"The money that I was prepared to commit to a presidential campaign will instead be used to invest in people, organizations and ideas that promote honesty, civility and results in our politics, and that move the country beyond two-party gridlock," Schultz said in a letter on Friday.

Schultz said he and his wife will continue to focus on the Schultz Family Foundation, which works with post-9/11 veterans. While he was still Starbucks' chief executive, Schultz pledged $30 million to help veterans integrate into civilian life and said the company would prioritize hiring vets.

It's unclear whether Schultz will put some of that $100 million toward a 2020 candidate. He was harsh on both Republicans and Democrats in his Friday statement.

"Democrats and Republicans have consistently put party over country, perpetuated divisiveness and gridlock, and failed to solve big problems and enact solutions on which a majority of people in both parties already agree," he said, adding that government is only part of any solutions to problems in the U.S.

If he does endorse, Schultz may gravitate toward former Vice President Joe Biden, who is viewed as the moderate option in the Democratic field. FOX Business' Charlie Gasparino predicted in May that Schultz would make his decision to run based on how well Biden performed.

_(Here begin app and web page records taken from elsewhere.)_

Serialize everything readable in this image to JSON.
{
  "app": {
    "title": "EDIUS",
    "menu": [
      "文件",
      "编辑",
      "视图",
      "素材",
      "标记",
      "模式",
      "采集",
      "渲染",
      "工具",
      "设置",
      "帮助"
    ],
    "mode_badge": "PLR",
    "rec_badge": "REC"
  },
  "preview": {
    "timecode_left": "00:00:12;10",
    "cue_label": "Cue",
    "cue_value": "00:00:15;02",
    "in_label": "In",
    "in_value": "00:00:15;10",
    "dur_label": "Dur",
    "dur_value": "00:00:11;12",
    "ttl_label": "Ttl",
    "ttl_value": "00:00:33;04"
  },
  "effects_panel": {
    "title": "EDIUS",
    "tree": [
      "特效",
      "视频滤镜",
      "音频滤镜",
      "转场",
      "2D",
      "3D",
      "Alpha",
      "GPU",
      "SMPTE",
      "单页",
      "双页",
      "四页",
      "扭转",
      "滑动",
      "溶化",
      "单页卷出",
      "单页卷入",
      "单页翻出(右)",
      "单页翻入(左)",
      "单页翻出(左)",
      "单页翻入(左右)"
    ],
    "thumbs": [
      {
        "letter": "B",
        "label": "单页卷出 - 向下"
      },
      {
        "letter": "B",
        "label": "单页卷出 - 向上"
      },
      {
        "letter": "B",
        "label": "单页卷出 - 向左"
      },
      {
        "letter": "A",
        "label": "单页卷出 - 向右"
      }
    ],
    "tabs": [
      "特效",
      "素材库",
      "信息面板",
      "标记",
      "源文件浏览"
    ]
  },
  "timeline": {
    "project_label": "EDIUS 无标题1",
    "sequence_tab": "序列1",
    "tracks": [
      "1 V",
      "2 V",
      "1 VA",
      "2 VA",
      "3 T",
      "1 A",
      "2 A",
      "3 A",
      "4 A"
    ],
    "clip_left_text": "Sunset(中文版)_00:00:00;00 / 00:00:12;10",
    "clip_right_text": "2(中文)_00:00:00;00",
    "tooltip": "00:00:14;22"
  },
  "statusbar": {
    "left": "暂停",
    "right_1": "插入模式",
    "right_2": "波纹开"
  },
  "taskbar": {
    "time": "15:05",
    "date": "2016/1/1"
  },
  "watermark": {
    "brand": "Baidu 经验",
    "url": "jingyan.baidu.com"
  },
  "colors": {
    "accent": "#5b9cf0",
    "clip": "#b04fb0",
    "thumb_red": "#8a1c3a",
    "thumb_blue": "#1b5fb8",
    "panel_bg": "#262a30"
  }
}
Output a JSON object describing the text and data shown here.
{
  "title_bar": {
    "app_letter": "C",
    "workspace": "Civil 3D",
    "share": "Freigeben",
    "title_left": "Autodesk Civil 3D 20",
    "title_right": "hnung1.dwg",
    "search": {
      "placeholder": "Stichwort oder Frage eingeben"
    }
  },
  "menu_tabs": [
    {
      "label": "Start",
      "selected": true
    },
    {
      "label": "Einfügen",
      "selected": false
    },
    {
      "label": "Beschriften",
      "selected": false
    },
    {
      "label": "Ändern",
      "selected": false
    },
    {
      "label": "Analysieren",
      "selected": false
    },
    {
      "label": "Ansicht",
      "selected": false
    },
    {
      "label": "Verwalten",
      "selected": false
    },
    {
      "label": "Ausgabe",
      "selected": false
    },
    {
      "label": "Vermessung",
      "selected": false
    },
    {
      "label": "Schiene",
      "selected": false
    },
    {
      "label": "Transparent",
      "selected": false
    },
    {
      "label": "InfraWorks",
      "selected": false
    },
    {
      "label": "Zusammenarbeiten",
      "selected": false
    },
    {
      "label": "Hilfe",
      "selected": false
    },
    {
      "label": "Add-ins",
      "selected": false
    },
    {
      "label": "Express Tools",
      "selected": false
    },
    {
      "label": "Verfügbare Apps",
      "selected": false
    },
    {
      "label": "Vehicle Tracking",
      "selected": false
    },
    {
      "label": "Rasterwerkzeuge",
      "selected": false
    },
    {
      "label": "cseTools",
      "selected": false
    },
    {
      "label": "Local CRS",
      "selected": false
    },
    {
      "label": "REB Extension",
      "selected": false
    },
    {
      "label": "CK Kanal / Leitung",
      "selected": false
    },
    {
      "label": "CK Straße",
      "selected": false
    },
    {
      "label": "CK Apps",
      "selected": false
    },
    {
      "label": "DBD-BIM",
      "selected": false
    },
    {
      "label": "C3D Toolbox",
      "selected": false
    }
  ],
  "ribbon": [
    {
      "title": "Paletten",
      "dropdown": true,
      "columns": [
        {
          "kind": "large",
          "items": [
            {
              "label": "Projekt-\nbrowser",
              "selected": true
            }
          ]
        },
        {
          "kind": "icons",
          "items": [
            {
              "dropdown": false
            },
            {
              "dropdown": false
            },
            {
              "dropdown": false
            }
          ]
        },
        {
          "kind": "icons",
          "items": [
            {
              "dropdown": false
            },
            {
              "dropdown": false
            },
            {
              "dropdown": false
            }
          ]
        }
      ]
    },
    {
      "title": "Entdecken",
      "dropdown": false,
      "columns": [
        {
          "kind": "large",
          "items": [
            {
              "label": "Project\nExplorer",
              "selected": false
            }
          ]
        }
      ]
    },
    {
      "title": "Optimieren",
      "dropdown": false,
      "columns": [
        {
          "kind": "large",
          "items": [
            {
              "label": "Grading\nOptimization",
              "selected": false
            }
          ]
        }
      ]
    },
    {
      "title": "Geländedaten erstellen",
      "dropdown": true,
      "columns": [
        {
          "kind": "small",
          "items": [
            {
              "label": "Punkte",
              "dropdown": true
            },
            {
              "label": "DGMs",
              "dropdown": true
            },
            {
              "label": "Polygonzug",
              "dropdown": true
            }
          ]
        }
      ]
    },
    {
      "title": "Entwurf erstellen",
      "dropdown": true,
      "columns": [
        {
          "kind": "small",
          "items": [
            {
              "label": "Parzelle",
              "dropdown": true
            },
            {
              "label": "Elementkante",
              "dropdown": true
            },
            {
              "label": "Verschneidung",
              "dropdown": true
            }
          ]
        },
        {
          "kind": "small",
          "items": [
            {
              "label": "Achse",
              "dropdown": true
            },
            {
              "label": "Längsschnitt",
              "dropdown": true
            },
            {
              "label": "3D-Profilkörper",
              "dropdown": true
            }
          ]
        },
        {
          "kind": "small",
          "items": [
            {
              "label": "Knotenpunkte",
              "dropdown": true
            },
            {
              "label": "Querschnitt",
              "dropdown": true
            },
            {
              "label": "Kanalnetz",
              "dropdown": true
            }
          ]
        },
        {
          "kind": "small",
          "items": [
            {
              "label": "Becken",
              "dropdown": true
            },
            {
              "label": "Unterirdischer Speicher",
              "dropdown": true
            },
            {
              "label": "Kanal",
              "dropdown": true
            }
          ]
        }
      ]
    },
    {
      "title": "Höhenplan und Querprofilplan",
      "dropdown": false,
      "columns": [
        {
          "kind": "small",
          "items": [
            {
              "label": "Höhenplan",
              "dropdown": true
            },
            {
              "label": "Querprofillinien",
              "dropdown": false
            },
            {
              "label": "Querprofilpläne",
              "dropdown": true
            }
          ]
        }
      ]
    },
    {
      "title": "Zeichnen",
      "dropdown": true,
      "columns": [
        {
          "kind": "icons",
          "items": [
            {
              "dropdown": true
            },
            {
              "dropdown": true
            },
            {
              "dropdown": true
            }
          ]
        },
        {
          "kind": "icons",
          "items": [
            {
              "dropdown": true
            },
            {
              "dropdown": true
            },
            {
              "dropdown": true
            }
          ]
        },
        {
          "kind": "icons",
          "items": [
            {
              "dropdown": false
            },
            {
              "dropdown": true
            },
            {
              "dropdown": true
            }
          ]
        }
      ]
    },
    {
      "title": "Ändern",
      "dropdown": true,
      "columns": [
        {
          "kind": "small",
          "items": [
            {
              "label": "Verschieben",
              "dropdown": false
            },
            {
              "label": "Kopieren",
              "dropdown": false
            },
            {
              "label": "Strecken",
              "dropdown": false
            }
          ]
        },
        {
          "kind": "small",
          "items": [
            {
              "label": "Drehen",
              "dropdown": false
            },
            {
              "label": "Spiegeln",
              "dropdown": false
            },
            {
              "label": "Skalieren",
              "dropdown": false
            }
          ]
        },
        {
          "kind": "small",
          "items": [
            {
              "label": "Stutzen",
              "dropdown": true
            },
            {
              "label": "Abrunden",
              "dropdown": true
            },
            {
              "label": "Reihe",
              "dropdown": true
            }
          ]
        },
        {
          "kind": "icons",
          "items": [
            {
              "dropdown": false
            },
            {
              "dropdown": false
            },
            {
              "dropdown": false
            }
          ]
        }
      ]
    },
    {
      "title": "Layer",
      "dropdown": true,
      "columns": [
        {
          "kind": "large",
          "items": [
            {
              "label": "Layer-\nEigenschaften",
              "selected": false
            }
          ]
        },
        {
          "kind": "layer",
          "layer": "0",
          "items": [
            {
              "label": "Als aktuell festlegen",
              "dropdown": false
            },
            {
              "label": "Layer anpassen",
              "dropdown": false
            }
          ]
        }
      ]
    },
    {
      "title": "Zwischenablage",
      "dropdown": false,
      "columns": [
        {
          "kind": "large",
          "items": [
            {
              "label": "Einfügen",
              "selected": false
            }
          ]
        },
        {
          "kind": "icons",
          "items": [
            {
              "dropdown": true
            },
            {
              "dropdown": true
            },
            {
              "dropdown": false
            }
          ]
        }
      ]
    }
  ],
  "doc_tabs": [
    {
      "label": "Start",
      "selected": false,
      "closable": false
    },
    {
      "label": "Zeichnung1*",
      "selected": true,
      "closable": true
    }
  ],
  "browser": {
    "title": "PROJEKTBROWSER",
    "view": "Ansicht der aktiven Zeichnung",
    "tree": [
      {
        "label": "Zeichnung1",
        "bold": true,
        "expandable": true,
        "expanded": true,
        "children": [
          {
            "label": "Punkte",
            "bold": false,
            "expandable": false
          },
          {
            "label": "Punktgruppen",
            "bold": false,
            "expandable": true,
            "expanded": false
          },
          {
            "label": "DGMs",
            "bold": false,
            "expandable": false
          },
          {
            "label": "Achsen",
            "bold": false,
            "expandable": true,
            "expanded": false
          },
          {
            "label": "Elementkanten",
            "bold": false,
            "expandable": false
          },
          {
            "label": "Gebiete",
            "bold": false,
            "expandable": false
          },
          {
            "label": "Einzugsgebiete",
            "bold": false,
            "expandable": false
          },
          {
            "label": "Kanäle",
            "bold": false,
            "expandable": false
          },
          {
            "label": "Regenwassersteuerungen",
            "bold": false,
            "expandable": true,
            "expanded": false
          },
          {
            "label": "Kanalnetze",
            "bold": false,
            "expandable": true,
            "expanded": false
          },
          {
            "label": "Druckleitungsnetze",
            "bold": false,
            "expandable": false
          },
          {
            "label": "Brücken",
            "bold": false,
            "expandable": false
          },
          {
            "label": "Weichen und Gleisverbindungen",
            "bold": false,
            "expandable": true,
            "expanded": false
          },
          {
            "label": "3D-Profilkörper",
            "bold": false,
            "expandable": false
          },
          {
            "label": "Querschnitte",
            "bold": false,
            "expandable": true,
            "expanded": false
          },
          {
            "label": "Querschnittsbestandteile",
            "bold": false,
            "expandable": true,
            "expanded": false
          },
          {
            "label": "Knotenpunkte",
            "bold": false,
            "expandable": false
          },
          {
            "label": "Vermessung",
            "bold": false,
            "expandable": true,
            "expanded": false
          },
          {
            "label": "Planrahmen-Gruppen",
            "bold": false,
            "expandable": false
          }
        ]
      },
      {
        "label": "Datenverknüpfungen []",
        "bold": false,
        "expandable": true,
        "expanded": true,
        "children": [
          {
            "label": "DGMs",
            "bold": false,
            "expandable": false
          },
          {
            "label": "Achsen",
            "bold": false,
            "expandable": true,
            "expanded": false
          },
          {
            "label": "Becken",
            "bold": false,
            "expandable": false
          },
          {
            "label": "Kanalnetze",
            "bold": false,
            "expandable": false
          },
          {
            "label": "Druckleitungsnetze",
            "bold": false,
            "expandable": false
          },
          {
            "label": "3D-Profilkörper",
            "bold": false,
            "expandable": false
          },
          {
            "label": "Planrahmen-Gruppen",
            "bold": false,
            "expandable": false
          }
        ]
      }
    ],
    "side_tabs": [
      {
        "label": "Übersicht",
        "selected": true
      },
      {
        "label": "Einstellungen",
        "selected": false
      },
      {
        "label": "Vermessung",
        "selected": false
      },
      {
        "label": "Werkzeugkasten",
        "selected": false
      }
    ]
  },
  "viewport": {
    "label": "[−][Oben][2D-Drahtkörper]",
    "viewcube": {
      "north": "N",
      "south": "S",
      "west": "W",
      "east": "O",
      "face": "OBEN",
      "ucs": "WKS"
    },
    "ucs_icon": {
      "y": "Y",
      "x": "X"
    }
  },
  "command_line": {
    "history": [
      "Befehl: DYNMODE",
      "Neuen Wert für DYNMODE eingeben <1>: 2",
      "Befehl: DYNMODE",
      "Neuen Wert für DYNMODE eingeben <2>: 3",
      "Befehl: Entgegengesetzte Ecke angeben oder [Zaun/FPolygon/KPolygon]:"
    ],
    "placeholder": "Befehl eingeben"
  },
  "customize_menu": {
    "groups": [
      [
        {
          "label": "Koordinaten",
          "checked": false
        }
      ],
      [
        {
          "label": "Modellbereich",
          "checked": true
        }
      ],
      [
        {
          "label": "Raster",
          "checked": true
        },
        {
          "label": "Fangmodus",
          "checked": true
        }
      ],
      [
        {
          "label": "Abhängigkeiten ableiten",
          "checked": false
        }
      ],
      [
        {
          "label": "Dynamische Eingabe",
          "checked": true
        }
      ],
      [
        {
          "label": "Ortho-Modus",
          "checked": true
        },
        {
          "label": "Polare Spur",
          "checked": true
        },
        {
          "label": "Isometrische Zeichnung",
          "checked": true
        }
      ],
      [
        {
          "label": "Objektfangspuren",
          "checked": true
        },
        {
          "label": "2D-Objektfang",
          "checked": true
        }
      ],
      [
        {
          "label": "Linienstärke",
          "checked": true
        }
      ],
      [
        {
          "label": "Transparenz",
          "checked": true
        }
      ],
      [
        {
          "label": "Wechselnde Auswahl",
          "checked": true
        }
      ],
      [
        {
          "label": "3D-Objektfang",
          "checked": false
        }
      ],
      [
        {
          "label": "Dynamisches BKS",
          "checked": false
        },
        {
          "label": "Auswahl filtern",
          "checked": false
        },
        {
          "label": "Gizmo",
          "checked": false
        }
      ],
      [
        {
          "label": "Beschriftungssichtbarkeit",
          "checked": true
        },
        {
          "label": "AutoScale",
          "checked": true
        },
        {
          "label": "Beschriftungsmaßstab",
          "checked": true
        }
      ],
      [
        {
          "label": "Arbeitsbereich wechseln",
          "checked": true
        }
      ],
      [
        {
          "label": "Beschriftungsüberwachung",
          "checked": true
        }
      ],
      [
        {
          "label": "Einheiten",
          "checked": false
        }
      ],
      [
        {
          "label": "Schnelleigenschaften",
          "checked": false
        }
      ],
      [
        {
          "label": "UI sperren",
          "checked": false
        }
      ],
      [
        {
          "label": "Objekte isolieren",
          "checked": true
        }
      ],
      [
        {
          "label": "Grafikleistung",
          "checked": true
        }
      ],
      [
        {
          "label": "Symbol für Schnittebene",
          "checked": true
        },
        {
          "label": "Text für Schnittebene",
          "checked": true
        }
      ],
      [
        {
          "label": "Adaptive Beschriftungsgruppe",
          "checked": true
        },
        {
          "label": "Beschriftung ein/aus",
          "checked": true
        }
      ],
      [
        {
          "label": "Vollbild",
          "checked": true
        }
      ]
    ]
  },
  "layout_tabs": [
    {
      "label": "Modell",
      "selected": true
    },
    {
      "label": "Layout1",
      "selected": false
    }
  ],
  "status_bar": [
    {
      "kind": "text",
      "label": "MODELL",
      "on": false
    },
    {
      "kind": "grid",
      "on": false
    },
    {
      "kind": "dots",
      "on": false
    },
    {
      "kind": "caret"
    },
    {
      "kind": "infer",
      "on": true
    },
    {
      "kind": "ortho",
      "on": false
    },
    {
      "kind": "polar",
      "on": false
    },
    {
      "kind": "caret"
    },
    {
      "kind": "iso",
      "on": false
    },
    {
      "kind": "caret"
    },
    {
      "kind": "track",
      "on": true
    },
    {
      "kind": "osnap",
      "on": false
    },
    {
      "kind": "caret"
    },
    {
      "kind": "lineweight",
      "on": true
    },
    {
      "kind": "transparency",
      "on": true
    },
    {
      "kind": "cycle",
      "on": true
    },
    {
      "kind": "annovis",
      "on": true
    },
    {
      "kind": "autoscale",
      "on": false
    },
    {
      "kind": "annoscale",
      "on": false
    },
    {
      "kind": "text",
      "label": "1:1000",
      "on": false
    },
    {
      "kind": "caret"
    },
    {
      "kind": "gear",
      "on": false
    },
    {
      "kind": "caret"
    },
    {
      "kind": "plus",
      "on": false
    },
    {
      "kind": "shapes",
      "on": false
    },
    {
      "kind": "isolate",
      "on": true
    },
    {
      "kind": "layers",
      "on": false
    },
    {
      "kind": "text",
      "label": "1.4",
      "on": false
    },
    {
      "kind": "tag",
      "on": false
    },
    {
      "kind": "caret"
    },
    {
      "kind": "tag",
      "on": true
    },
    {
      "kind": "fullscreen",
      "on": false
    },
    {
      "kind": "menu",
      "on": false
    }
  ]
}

Schultz quit before he started an official campaign, but Democrats who have dropped out of the crowded 2020 race so far include California Rep. Eric Swalwell and former Colorado Gov. John Hickenlooper. Unlike those politicians, Schultz did not have a campaign committee collecting contributions and will not have to figure out what to do with donations.

Schultz's media team declined to comment further.